To prevent a similar populist disruption in Canadian politics, Speer argues that we need to take into consideration the people and places who are economically falling behind in Canada, and offers suggestions on how politics can be more responsive to their interests.
“A political and policy adjustment is needed. We must aim to put the interests of this vulnerable cohort must closer to the centre of our politics. Our public policy framework should signal that we have as much collective interest in their success as those who choose to pursue post-secondary education.”
Yet, to build a more inclusive economy, attention also needs to be paid to the concerns about the economic anxiety facing today’s young people – a point raised by Uswah Ahsan and Brett Byers. Indeed, Linda Nazareth warns that young people may need to prepare for a delay in the long-expected boomer retirement boom. And a growing number of economic challenges are now on the horizon, according to Stephen Blank.
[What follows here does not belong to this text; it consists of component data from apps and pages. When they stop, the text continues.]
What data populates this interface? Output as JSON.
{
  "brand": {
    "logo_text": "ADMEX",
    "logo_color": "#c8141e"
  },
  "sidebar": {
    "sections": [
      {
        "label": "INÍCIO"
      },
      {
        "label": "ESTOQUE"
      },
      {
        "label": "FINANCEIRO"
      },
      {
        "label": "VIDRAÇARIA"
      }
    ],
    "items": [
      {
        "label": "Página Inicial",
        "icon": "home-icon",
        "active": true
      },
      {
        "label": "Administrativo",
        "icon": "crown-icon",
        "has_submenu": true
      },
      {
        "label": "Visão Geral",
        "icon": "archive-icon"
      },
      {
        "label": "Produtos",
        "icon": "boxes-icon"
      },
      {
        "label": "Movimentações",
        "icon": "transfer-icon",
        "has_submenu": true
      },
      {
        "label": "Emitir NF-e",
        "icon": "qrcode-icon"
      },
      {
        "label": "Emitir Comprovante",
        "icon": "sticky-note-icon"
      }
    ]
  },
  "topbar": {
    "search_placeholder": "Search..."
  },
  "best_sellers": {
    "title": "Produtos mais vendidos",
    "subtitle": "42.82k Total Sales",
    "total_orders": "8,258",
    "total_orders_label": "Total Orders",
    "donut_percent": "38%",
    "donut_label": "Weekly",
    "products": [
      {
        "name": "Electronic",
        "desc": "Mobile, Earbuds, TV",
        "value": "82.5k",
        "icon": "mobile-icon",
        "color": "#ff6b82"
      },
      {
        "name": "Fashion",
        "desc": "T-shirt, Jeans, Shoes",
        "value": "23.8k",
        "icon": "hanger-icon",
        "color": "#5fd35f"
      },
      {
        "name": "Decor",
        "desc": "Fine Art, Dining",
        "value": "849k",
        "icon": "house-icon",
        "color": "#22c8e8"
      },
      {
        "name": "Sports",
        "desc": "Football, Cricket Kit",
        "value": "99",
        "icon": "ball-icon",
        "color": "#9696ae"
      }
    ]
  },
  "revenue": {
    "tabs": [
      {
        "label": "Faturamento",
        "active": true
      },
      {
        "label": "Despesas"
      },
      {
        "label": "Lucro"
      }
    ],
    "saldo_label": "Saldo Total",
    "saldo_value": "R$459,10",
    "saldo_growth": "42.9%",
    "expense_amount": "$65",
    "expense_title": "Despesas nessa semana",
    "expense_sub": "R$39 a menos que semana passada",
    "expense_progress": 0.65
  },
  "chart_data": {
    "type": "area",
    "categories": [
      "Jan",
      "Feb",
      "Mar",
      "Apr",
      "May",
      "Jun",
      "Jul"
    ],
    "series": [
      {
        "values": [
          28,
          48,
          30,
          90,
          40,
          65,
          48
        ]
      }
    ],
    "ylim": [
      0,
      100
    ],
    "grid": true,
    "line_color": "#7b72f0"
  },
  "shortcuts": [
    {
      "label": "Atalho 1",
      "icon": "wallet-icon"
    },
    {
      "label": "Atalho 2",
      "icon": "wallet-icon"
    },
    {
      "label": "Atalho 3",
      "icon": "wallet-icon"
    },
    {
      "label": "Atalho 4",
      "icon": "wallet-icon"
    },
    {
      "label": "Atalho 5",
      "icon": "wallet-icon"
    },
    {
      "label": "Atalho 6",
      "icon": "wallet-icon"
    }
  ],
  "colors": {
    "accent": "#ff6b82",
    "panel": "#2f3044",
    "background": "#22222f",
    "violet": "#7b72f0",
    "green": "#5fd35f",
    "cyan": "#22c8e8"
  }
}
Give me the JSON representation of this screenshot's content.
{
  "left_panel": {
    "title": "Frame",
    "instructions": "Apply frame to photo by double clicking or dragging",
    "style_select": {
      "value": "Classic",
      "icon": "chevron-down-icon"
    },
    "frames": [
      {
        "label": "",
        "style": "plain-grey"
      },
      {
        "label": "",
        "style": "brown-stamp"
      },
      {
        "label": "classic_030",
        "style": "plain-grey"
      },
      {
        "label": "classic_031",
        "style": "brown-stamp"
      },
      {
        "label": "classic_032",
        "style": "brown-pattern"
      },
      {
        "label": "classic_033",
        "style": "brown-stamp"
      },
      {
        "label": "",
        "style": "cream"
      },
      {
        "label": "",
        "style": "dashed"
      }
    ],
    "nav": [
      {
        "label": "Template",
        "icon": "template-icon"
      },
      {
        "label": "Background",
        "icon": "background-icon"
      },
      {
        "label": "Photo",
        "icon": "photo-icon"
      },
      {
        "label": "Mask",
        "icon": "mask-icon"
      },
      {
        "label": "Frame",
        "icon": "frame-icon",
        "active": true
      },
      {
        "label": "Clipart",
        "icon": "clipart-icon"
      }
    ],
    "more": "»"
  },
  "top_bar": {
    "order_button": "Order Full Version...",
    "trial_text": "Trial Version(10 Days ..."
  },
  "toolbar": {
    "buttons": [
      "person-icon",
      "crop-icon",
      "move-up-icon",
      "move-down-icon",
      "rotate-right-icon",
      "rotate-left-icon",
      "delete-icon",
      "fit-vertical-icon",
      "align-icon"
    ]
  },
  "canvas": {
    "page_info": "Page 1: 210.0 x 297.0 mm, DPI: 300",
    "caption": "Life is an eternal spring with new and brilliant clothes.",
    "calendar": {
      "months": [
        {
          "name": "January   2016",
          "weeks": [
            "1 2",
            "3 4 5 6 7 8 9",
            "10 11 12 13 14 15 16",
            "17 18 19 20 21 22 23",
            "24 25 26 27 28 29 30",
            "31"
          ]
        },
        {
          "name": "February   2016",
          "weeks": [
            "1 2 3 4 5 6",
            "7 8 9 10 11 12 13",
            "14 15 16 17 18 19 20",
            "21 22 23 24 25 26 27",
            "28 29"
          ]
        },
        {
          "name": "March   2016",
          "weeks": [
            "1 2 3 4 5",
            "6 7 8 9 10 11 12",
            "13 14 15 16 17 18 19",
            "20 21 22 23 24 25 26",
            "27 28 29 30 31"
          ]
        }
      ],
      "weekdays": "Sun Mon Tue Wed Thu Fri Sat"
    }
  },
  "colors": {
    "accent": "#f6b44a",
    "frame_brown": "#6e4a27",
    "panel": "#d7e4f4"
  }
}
Speer also argues that we need to ensure that income taxes on “super donors” do not curtail their charitable giving. And Duane Bratt outlines some of the economic benefits that could be accrued from developing small modular nuclear reactors.
This issue also explores China’s use of economic coercion against Canadian agriproducts. On that area, according to Munk Senior Fellow Duanjie Chen, “Canada has some significant advantages and China is taking some serious risks.”
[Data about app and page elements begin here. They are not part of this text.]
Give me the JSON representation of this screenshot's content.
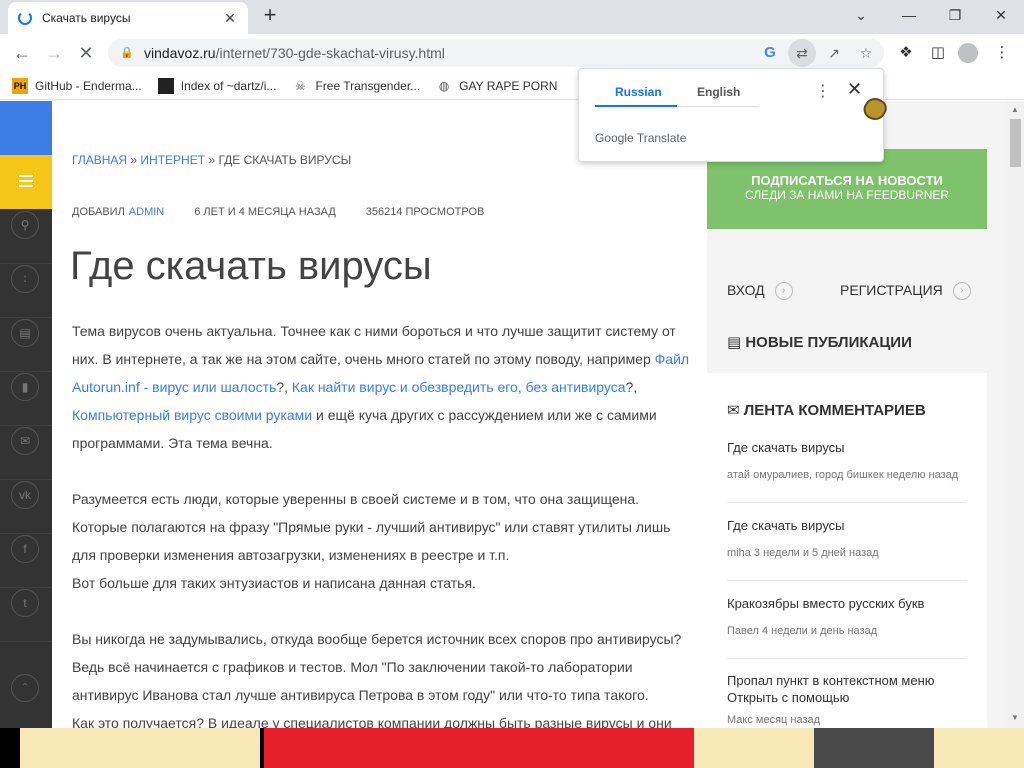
{
  "tab": {
    "title": "Скачать вирусы",
    "close": "✕"
  },
  "new_tab": "+",
  "window_controls": {
    "minimize": "⌄",
    "min2": "—",
    "restore": "❐",
    "close": "✕"
  },
  "nav": {
    "back": "←",
    "forward": "→",
    "stop": "✕"
  },
  "address": {
    "host": "vindavoz.ru",
    "path": "/internet/730-gde-skachat-virusy.html"
  },
  "bookmarks": [
    {
      "icon": "PH",
      "label": "GitHub - Enderma..."
    },
    {
      "icon": "",
      "label": "Index of ~dartz/i..."
    },
    {
      "icon": "☠",
      "label": "Free Transgender..."
    },
    {
      "icon": "◍",
      "label": "GAY RAPE PORN"
    }
  ],
  "translate_popup": {
    "tab_source": "Russian",
    "tab_target": "English",
    "brand": "Google Translate",
    "more": "⋮",
    "close": "✕"
  },
  "page": {
    "breadcrumb": {
      "home": "ГЛАВНАЯ",
      "sep1": "»",
      "section": "ИНТЕРНЕТ",
      "sep2": "»",
      "current": "ГДЕ СКАЧАТЬ ВИРУСЫ"
    },
    "meta": {
      "added_by": "ДОБАВИЛ",
      "author": "ADMIN",
      "age": "6 ЛЕТ И 4 МЕСЯЦА НАЗАД",
      "views": "356214 ПРОСМОТРОВ"
    },
    "title": "Где скачать вирусы",
    "p1_a": "Тема вирусов очень актуальна. Точнее как с ними бороться и что лучше защитит систему от них. В интернете, а так же на этом сайте, очень много статей по этому поводу, например ",
    "p1_link1": "Файл Autorun.inf - вирус или шалость",
    "p1_b": "?, ",
    "p1_link2": "Как найти вирус и обезвредить его, без антивируса",
    "p1_c": "?, ",
    "p1_link3": "Компьютерный вирус своими руками",
    "p1_d": " и ещё куча других с рассуждением или же с самими программами. Эта тема вечна.",
    "p2_l1": "Разумеется есть люди, которые уверенны в своей системе и в том, что она защищена.",
    "p2_l2": "Которые полагаются на фразу \"Прямые руки - лучший антивирус\" или ставят утилиты лишь",
    "p2_l3": "для проверки изменения автозагрузки, изменениях в реестре и т.п.",
    "p2_l4": "Вот больше для таких энтузиастов и написана данная статья.",
    "p3_l1": "Вы никогда не задумывались, откуда вообще берется источник всех споров про антивирусы?",
    "p3_l2": "Ведь всё начинается с графиков и тестов. Мол \"По заключении такой-то лаборатории",
    "p3_l3": "антивирус Иванова стал лучше антивируса Петрова в этом году\" или что-то типа такого.",
    "p3_l4": "Как это получается? В идеале у специалистов компании должны быть разные вирусы и они"
  },
  "sidebar": {
    "subscribe_title": "ПОДПИСАТЬСЯ НА НОВОСТИ",
    "subscribe_sub": "СЛЕДИ ЗА НАМИ НА FEEDBURNER",
    "login": "ВХОД",
    "register": "РЕГИСТРАЦИЯ",
    "new_pubs": "НОВЫЕ ПУБЛИКАЦИИ",
    "comments_feed": "ЛЕНТА КОММЕНТАРИЕВ",
    "comments": [
      {
        "title": "Где скачать вирусы",
        "meta": "атай омуралиев, город бишкек неделю назад"
      },
      {
        "title": "Где скачать вирусы",
        "meta": "miha 3 недели и 5 дней назад"
      },
      {
        "title": "Кракозябры вместо русских букв",
        "meta": "Павел 4 недели и день назад"
      },
      {
        "title": "Пропал пункт в контекстном меню Открыть с помощью",
        "meta": "Макс месяц назад"
      }
    ]
  },
  "colors": {
    "accent": "#3d7ee6",
    "menu_yellow": "#f5c518",
    "subscribe_green": "#7ec26b",
    "chrome_blue": "#1a73e8"
  }
}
“China’s bans of Canadian agriproducts will not change the global demand for those products. Indeed, China’s disruptive play will only cause growing distrust among its trading partners,” writes Chen. One possible response is to ban Huawei’s involvement in 5G. Brian Lee Crowley outlines the many reasons for doing just that.
In addition to these specific issues, this issue of Inside Policy covers the full-range of public policy issues facing Canada’s decision-makers, including:
- Management of Canadian health care
- Natural resource development
- Indigenous reconciliation
- Digital foreign interference
- Hong Kong and the Middle East
We hope you enjoy the latest edition of Inside Policy.
About Inside Policy
Inside Policy is published four times per year in a print edition for a guaranteed circulation of Canadian policy makers and business leaders, and is available for purchase by subscription. An online edition of Inside Policy is available without charge. Back issues can be found here. All issues of Inside Policy are also available on MLI's Issuu page.
For more information on advertising, click here.
Our magazine has also grown into our flagship online forum Inside Policy Blog, where articles on timely topics are published directly on our website (with a select number of them appearing in the print edition of our magazine). Click here to access articles of our Inside Policy Blog.